=== PROMPT ===
Each line of the data below that carries the word "value" needs to be copied.

Items from an interface collection
----------

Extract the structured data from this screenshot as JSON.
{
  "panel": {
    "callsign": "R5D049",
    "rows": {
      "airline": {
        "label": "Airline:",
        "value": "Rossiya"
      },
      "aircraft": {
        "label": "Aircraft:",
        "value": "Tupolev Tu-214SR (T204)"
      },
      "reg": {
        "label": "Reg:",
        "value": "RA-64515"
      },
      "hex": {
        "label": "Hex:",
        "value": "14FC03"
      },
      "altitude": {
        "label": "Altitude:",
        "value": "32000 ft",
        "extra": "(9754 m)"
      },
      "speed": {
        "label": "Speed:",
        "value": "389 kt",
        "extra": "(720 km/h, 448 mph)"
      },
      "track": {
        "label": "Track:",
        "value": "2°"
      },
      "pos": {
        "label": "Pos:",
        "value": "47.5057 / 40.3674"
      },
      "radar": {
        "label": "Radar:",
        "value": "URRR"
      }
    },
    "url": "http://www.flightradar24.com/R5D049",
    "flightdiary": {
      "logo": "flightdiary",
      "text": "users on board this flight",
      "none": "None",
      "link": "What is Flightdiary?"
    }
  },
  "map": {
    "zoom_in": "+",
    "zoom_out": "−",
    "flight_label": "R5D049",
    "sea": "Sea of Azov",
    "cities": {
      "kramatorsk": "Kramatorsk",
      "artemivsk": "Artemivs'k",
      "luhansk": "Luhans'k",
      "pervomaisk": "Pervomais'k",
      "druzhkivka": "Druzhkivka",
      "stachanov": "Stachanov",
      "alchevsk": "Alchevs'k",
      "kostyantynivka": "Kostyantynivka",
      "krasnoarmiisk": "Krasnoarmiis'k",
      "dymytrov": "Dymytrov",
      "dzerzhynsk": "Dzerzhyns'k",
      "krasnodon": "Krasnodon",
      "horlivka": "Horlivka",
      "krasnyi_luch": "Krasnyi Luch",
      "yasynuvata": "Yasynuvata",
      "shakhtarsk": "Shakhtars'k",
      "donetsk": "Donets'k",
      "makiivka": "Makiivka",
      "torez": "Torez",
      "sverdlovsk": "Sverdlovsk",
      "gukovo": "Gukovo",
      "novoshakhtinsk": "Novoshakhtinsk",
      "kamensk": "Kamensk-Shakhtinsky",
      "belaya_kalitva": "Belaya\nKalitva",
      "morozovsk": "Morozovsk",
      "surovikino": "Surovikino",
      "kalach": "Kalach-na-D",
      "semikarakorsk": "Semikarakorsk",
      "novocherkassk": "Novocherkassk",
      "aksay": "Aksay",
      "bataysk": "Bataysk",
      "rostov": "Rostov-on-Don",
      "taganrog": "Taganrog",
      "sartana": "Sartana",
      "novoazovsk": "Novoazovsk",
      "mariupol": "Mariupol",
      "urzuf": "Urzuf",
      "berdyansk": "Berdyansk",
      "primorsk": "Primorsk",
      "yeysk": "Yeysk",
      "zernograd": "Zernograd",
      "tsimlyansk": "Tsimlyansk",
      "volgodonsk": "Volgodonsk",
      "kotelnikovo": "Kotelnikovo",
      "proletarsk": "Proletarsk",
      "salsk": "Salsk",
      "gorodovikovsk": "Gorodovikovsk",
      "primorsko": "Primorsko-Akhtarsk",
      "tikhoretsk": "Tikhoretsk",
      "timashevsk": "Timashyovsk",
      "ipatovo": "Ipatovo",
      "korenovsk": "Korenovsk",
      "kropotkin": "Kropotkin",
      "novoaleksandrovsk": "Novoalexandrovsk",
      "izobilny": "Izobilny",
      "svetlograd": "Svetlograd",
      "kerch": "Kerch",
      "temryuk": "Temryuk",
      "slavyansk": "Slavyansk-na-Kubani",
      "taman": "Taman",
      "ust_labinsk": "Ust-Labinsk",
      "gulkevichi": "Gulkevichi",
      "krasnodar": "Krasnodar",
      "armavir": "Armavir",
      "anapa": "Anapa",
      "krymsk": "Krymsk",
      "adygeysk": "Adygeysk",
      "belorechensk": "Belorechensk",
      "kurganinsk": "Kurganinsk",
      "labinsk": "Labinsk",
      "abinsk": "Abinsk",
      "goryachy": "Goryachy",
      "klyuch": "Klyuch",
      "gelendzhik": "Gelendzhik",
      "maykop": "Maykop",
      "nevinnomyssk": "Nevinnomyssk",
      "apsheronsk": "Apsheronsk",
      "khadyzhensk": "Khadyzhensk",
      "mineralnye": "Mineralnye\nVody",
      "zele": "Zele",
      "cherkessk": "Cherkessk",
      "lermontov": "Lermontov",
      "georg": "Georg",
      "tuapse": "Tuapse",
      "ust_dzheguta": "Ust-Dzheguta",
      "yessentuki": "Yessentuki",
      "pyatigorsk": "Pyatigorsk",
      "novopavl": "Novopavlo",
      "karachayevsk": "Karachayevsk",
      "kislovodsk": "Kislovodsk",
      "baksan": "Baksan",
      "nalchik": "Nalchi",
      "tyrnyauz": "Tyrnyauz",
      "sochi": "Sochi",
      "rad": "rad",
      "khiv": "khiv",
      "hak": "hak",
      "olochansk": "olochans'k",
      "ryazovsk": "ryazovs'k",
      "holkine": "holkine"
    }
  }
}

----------

=== COMPLETED TASK ===
        "value": "Rossiya"
        "value": "Tupolev Tu-214SR (T204)"
        "value": "RA-64515"
        "value": "14FC03"
        "value": "32000 ft",
        "value": "389 kt",
        "value": "2°"
        "value": "47.5057 / 40.3674"
        "value": "URRR"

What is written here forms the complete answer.